Personal growth and self-help are hot topics over the past few years. We are constantly looking for ways to improve ourselves, whether it’s through exercise, eating well, or searching for the elusive balance we hear everyone talk about.
When something doesn’t go our way, it’s easy to look outside ourselves for reasons why, but many of the things that prevent us from reaching our goals are actually individual choices and behaviors. Here are five things you may not have thought about that can prevent personal growth.
In any aspect of life, be it image, work, finances, etc., comparison does one of two things — makes you feel better or less than another person. Feeling less than someone else can lead to negative thoughts about yourself, feelings of low self-worth, and even the desire to give up certain aspirations.

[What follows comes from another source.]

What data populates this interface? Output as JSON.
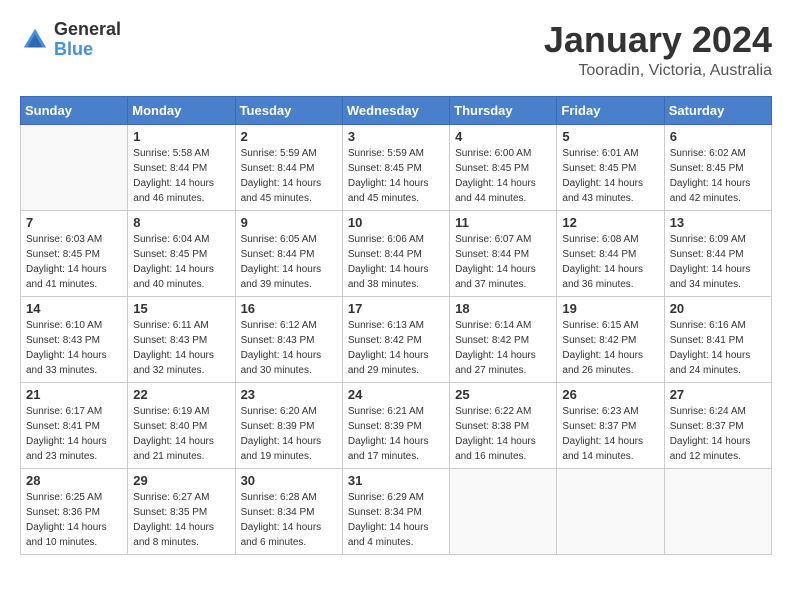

Feeling better than someone else is equally as damaging; it causes you to place value judgments on others and your sense of accomplishment and self-worth is directly related to those rankings. It leaves you with an underdeveloped sense of self since you can’t exist without being in relation to someone else.

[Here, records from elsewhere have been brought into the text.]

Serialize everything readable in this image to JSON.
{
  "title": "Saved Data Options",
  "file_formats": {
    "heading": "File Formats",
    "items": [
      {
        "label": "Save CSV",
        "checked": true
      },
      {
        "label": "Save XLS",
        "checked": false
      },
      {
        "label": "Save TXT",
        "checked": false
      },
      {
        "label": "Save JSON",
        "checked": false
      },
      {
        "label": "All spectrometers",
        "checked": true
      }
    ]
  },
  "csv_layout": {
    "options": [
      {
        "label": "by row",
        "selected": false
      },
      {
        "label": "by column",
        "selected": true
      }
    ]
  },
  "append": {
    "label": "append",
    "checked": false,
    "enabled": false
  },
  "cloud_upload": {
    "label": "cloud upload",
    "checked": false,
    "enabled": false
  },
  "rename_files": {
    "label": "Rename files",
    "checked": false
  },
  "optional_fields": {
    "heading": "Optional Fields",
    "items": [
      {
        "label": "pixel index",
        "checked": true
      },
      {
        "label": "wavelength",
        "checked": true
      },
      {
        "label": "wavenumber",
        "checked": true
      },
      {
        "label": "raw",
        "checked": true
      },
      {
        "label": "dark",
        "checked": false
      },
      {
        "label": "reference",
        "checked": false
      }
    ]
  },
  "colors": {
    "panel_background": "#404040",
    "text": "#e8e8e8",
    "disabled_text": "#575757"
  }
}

2. GIVING INTO FEAR
Fear is an extremely successful motivator. It is a primal emotion that is important in our fight-or-flight response and warns us when we may be in danger. While fear can be a potent signal to examine our surroundings, it can also cause us to become paralyzed in situations that aren’t particularly life-threatening.

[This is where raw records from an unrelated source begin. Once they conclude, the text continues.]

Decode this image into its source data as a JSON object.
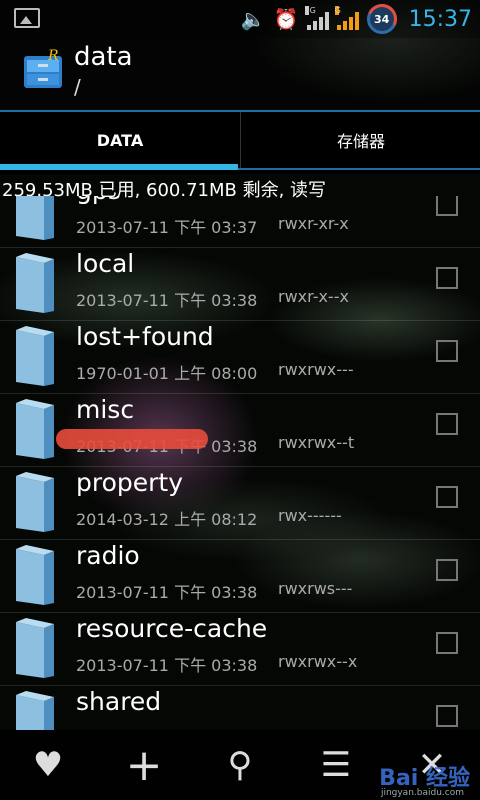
{
  "status": {
    "time": "15:37",
    "battery": "34",
    "net1": "3G",
    "net2": "G"
  },
  "header": {
    "title": "data",
    "path": "/"
  },
  "tabs": [
    {
      "label": "DATA"
    },
    {
      "label": "存储器"
    }
  ],
  "storage_info": "259.53MB 已用, 600.71MB 剩余, 读写",
  "files": [
    {
      "name": "gps",
      "date": "2013-07-11 下午 03:37",
      "perm": "rwxr-xr-x"
    },
    {
      "name": "local",
      "date": "2013-07-11 下午 03:38",
      "perm": "rwxr-x--x"
    },
    {
      "name": "lost+found",
      "date": "1970-01-01 上午 08:00",
      "perm": "rwxrwx---"
    },
    {
      "name": "misc",
      "date": "2013-07-11 下午 03:38",
      "perm": "rwxrwx--t"
    },
    {
      "name": "property",
      "date": "2014-03-12 上午 08:12",
      "perm": "rwx------"
    },
    {
      "name": "radio",
      "date": "2013-07-11 下午 03:38",
      "perm": "rwxrws---"
    },
    {
      "name": "resource-cache",
      "date": "2013-07-11 下午 03:38",
      "perm": "rwxrwx--x"
    },
    {
      "name": "shared",
      "date": "",
      "perm": ""
    }
  ],
  "bottom_actions": [
    {
      "icon": "heart-icon",
      "glyph": "♥"
    },
    {
      "icon": "plus-icon",
      "glyph": "+"
    },
    {
      "icon": "search-icon",
      "glyph": "⚲"
    },
    {
      "icon": "sort-icon",
      "glyph": "☰"
    },
    {
      "icon": "close-icon",
      "glyph": "✕"
    }
  ],
  "watermark": {
    "text": "Bai 经验",
    "sub": "jingyan.baidu.com"
  },
  "colors": {
    "accent": "#33b5e5",
    "clock": "#35b5e8",
    "highlight": "#e74c3c"
  }
}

3. UNREALISTIC EXPECTATIONS
Having high expectations can be a good thing, but make sure that they are realistic. By setting the bar too high, you run the risk of disappointment. If you’re not in the place to accept and process disappointment, you can easily start to view yourself as a failure, which makes it harder to get up and try again.
Perfectionism is a great example of having unrealistic expectations. The inability to accept anything less than perfect will guarantee a lifetime of stress, comparison, and preoccupation with the unachievable.
4. UNDERVALUING YOURSELF
The less you believe in your own value as a person, the less others will. Stop undervaluing yourself at work, with others, and especially with yourself. Learn to value your time. Ask for what your time is worth so that you are compensated fairly.
5. THE “WHEN I’M _____” PROBLEM
We are all familiar with this problem. It’s the “I’ll be happy when I’m ______” or “I’ll eat a cookie after I’ve worked out 6 days this week.”
If you’re not happy or satisfied now, you probably won’t be when you hit the arbitrary goals you set for yourself.
Erin is a NASM-certified personal trainer, and a writer dedicated to focusing on physical, emotional, and mental health. When she’s not writing, she’s trying out new desserts in Chicago and relaxing with her husband Neil and her dog Donut.